● **Work instructions**:
Which lines in the data below contain the string "Volume"? Show each one.
Top of Information shown
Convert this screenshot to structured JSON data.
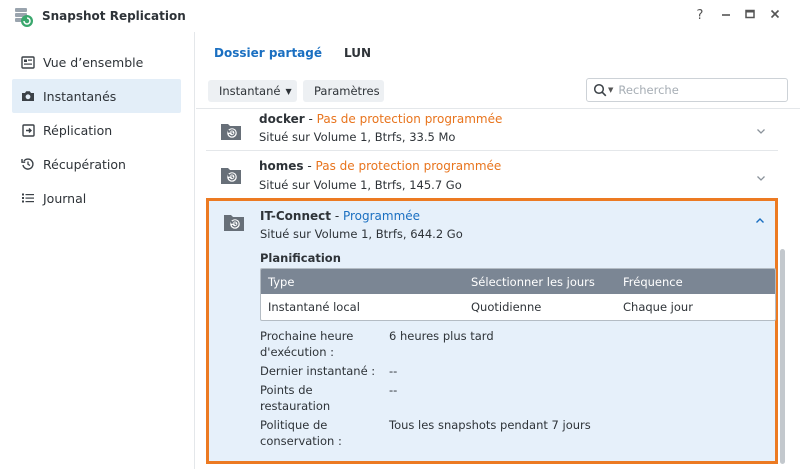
{
  "window": {
    "title": "Snapshot Replication",
    "controls": {
      "help": "?",
      "minimize": "—",
      "maximize": "◻",
      "close": "✕"
    }
  },
  "sidebar": {
    "items": [
      {
        "label": "Vue d’ensemble",
        "icon": "overview-icon",
        "active": false
      },
      {
        "label": "Instantanés",
        "icon": "camera-icon",
        "active": true
      },
      {
        "label": "Réplication",
        "icon": "replication-icon",
        "active": false
      },
      {
        "label": "Récupération",
        "icon": "recovery-icon",
        "active": false
      },
      {
        "label": "Journal",
        "icon": "log-list-icon",
        "active": false
      }
    ]
  },
  "tabs": [
    {
      "label": "Dossier partagé",
      "active": true
    },
    {
      "label": "LUN",
      "active": false
    }
  ],
  "toolbar": {
    "snapshot_button": "Instantané",
    "settings_button": "Paramètres",
    "search_placeholder": "Recherche"
  },
  "folders": [
    {
      "name": "docker",
      "separator": " - ",
      "status": "Pas de protection programmée",
      "location": "Situé sur Volume 1, Btrfs, 33.5 Mo"
    },
    {
      "name": "homes",
      "separator": " - ",
      "status": "Pas de protection programmée",
      "location": "Situé sur Volume 1, Btrfs, 145.7 Go"
    },
    {
      "name": "IT-Connect",
      "separator": " - ",
      "status": "Programmée",
      "location": "Situé sur Volume 1, Btrfs, 644.2 Go"
    }
  ],
  "details": {
    "plan_title": "Planification",
    "table": {
      "headers": [
        "Type",
        "Sélectionner les jours",
        "Fréquence"
      ],
      "rows": [
        [
          "Instantané local",
          "Quotidienne",
          "Chaque jour"
        ]
      ]
    },
    "next_run_label_1": "Prochaine heure",
    "next_run_label_2": "d'exécution :",
    "next_run_value": "6 heures plus tard",
    "last_snapshot_label": "Dernier instantané :",
    "last_snapshot_value": "--",
    "restore_points_label_1": "Points de restauration",
    "restore_points_label_2": ":",
    "restore_points_value": "--",
    "retention_label_1": "Politique de",
    "retention_label_2": "conservation :",
    "retention_value": "Tous les snapshots pendant 7 jours"
  },
  "colors": {
    "accent": "#1a6fc1",
    "warning": "#e8741d",
    "highlight_border": "#ec7a22",
    "expanded_bg": "#e6f0fa",
    "sidebar_active": "#e3eef8",
    "table_header": "#7b8694"
  }
}
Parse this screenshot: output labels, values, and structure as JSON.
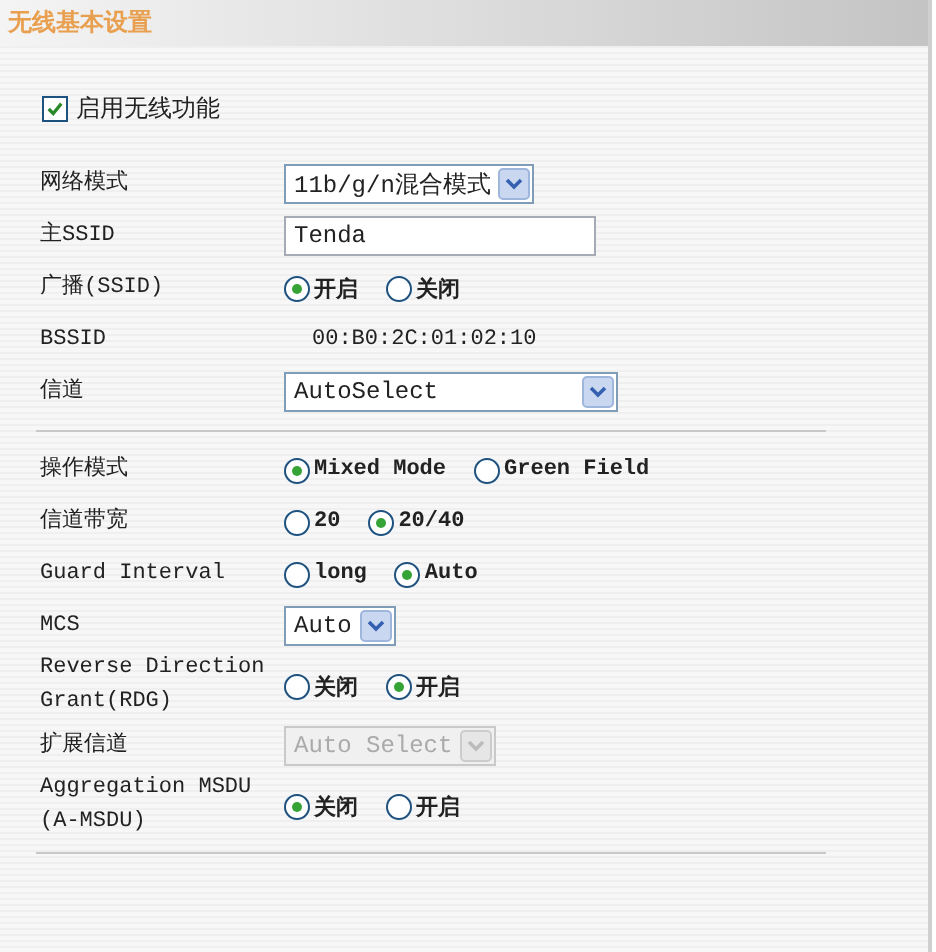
{
  "header": {
    "title": "无线基本设置"
  },
  "enable": {
    "label": "启用无线功能",
    "checked": true
  },
  "sections": [
    {
      "rows": [
        {
          "label": "网络模式",
          "kind": "select",
          "value": "11b/g/n混合模式",
          "disabled": false
        },
        {
          "label": "主SSID",
          "kind": "text",
          "value": "Tenda"
        },
        {
          "label": "广播(SSID)",
          "kind": "radio",
          "options": [
            {
              "label": "开启",
              "selected": true
            },
            {
              "label": "关闭",
              "selected": false
            }
          ]
        },
        {
          "label": "BSSID",
          "kind": "static",
          "value": "00:B0:2C:01:02:10"
        },
        {
          "label": "信道",
          "kind": "select",
          "value": "AutoSelect",
          "disabled": false
        }
      ]
    },
    {
      "rows": [
        {
          "label": "操作模式",
          "kind": "radio",
          "options": [
            {
              "label": "Mixed Mode",
              "selected": true
            },
            {
              "label": "Green Field",
              "selected": false
            }
          ]
        },
        {
          "label": "信道带宽",
          "kind": "radio",
          "options": [
            {
              "label": "20",
              "selected": false
            },
            {
              "label": "20/40",
              "selected": true
            }
          ]
        },
        {
          "label": "Guard Interval",
          "kind": "radio",
          "options": [
            {
              "label": "long",
              "selected": false
            },
            {
              "label": "Auto",
              "selected": true
            }
          ]
        },
        {
          "label": "MCS",
          "kind": "select",
          "value": "Auto",
          "disabled": false
        },
        {
          "label": "Reverse Direction Grant(RDG)",
          "kind": "radio",
          "options": [
            {
              "label": "关闭",
              "selected": false
            },
            {
              "label": "开启",
              "selected": true
            }
          ]
        },
        {
          "label": "扩展信道",
          "kind": "select",
          "value": "Auto Select",
          "disabled": true
        },
        {
          "label": "Aggregation MSDU (A-MSDU)",
          "kind": "radio",
          "options": [
            {
              "label": "关闭",
              "selected": true
            },
            {
              "label": "开启",
              "selected": false
            }
          ]
        }
      ]
    }
  ]
}
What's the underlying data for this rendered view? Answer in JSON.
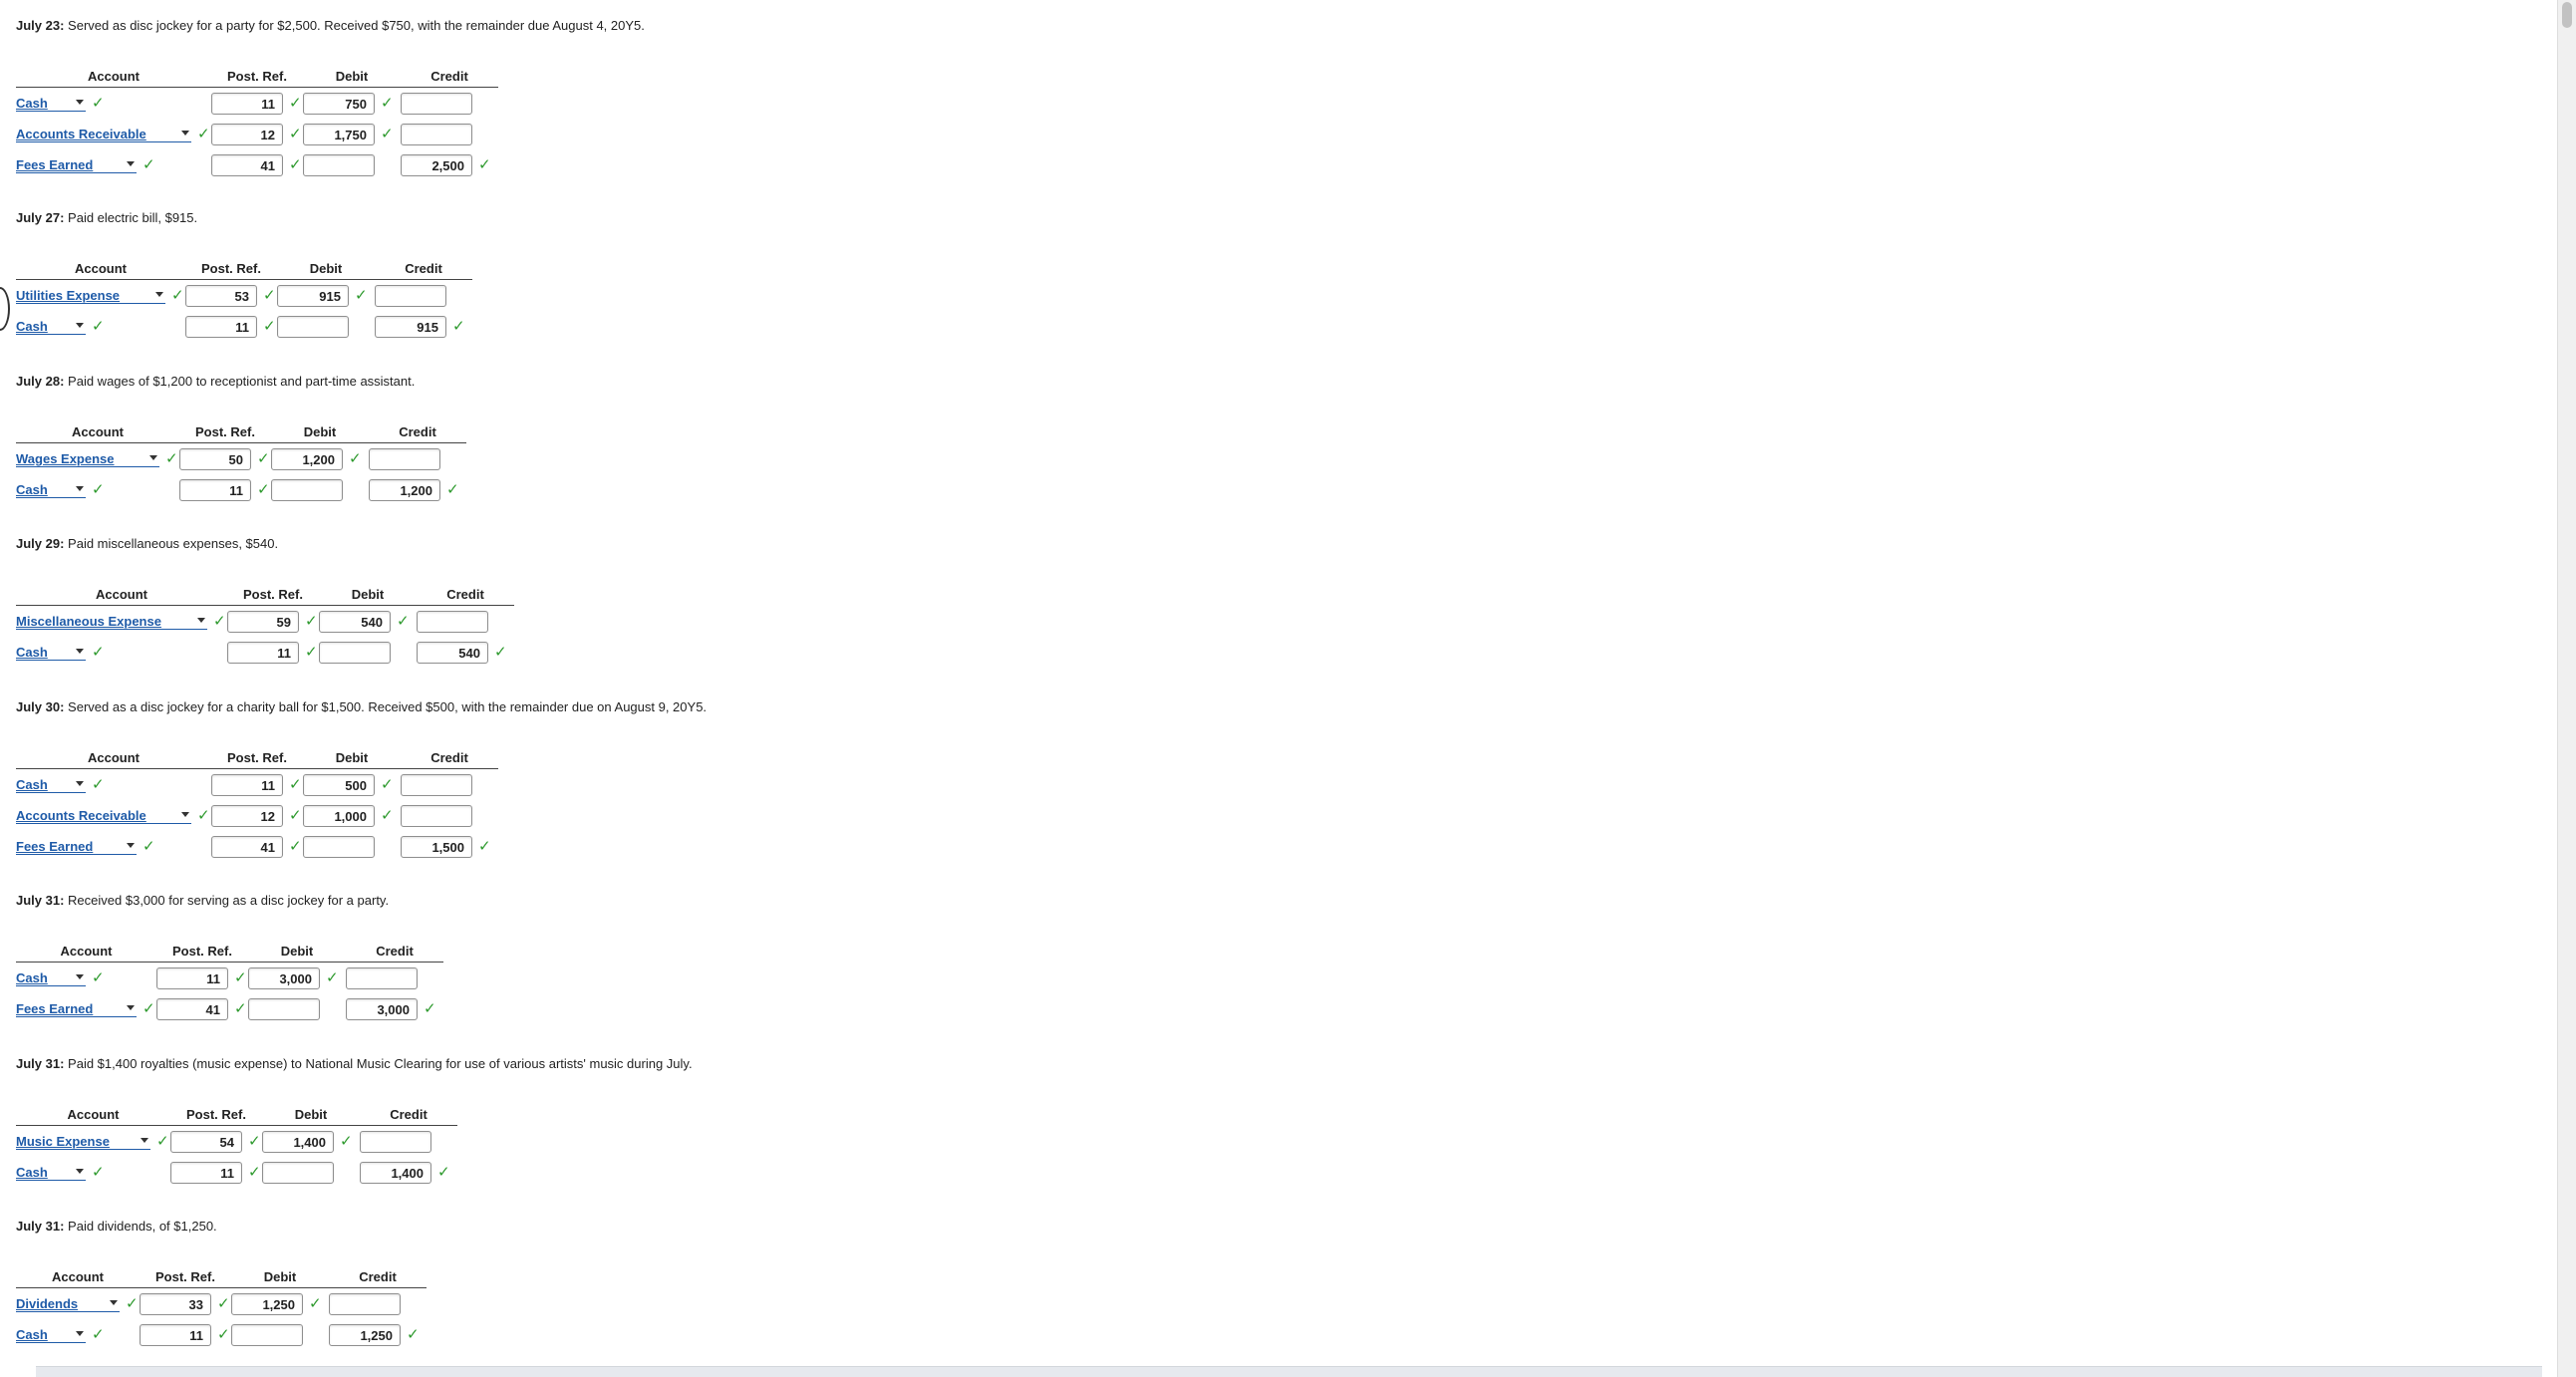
{
  "entries": [
    {
      "date": "July 23:",
      "description": "Served as disc jockey for a party for $2,500. Received $750, with the remainder due August 4, 20Y5.",
      "headers": {
        "account": "Account",
        "post_ref": "Post. Ref.",
        "debit": "Debit",
        "credit": "Credit"
      },
      "rows": [
        {
          "account": "Cash",
          "post_ref": "11",
          "debit": "750",
          "credit": ""
        },
        {
          "account": "Accounts Receivable",
          "post_ref": "12",
          "debit": "1,750",
          "credit": ""
        },
        {
          "account": "Fees Earned",
          "post_ref": "41",
          "debit": "",
          "credit": "2,500"
        }
      ]
    },
    {
      "date": "July 27:",
      "description": "Paid electric bill, $915.",
      "headers": {
        "account": "Account",
        "post_ref": "Post. Ref.",
        "debit": "Debit",
        "credit": "Credit"
      },
      "rows": [
        {
          "account": "Utilities Expense",
          "post_ref": "53",
          "debit": "915",
          "credit": ""
        },
        {
          "account": "Cash",
          "post_ref": "11",
          "debit": "",
          "credit": "915"
        }
      ]
    },
    {
      "date": "July 28:",
      "description": "Paid wages of $1,200 to receptionist and part-time assistant.",
      "headers": {
        "account": "Account",
        "post_ref": "Post. Ref.",
        "debit": "Debit",
        "credit": "Credit"
      },
      "rows": [
        {
          "account": "Wages Expense",
          "post_ref": "50",
          "debit": "1,200",
          "credit": ""
        },
        {
          "account": "Cash",
          "post_ref": "11",
          "debit": "",
          "credit": "1,200"
        }
      ]
    },
    {
      "date": "July 29:",
      "description": "Paid miscellaneous expenses, $540.",
      "headers": {
        "account": "Account",
        "post_ref": "Post. Ref.",
        "debit": "Debit",
        "credit": "Credit"
      },
      "rows": [
        {
          "account": "Miscellaneous Expense",
          "post_ref": "59",
          "debit": "540",
          "credit": ""
        },
        {
          "account": "Cash",
          "post_ref": "11",
          "debit": "",
          "credit": "540"
        }
      ]
    },
    {
      "date": "July 30:",
      "description": "Served as a disc jockey for a charity ball for $1,500. Received $500, with the remainder due on August 9, 20Y5.",
      "headers": {
        "account": "Account",
        "post_ref": "Post. Ref.",
        "debit": "Debit",
        "credit": "Credit"
      },
      "rows": [
        {
          "account": "Cash",
          "post_ref": "11",
          "debit": "500",
          "credit": ""
        },
        {
          "account": "Accounts Receivable",
          "post_ref": "12",
          "debit": "1,000",
          "credit": ""
        },
        {
          "account": "Fees Earned",
          "post_ref": "41",
          "debit": "",
          "credit": "1,500"
        }
      ]
    },
    {
      "date": "July 31:",
      "description": "Received $3,000 for serving as a disc jockey for a party.",
      "headers": {
        "account": "Account",
        "post_ref": "Post. Ref.",
        "debit": "Debit",
        "credit": "Credit"
      },
      "rows": [
        {
          "account": "Cash",
          "post_ref": "11",
          "debit": "3,000",
          "credit": ""
        },
        {
          "account": "Fees Earned",
          "post_ref": "41",
          "debit": "",
          "credit": "3,000"
        }
      ]
    },
    {
      "date": "July 31:",
      "description": "Paid $1,400 royalties (music expense) to National Music Clearing for use of various artists' music during July.",
      "headers": {
        "account": "Account",
        "post_ref": "Post. Ref.",
        "debit": "Debit",
        "credit": "Credit"
      },
      "rows": [
        {
          "account": "Music Expense",
          "post_ref": "54",
          "debit": "1,400",
          "credit": ""
        },
        {
          "account": "Cash",
          "post_ref": "11",
          "debit": "",
          "credit": "1,400"
        }
      ]
    },
    {
      "date": "July 31:",
      "description": "Paid dividends, of $1,250.",
      "headers": {
        "account": "Account",
        "post_ref": "Post. Ref.",
        "debit": "Debit",
        "credit": "Credit"
      },
      "rows": [
        {
          "account": "Dividends",
          "post_ref": "33",
          "debit": "1,250",
          "credit": ""
        },
        {
          "account": "Cash",
          "post_ref": "11",
          "debit": "",
          "credit": "1,250"
        }
      ]
    }
  ],
  "icons": {
    "check": "✓",
    "dropdown": "chevron-down-icon",
    "check_name": "check-icon"
  },
  "colors": {
    "link": "#1f5ba8",
    "check": "#2e9a2e"
  }
}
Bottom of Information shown
● **Answer to the problem**:
      "location": "Situé sur Volume 1, Btrfs, 33.5 Mo"
      "location": "Situé sur Volume 1, Btrfs, 145.7 Go"
      "location": "Situé sur Volume 1, Btrfs, 644.2 Go"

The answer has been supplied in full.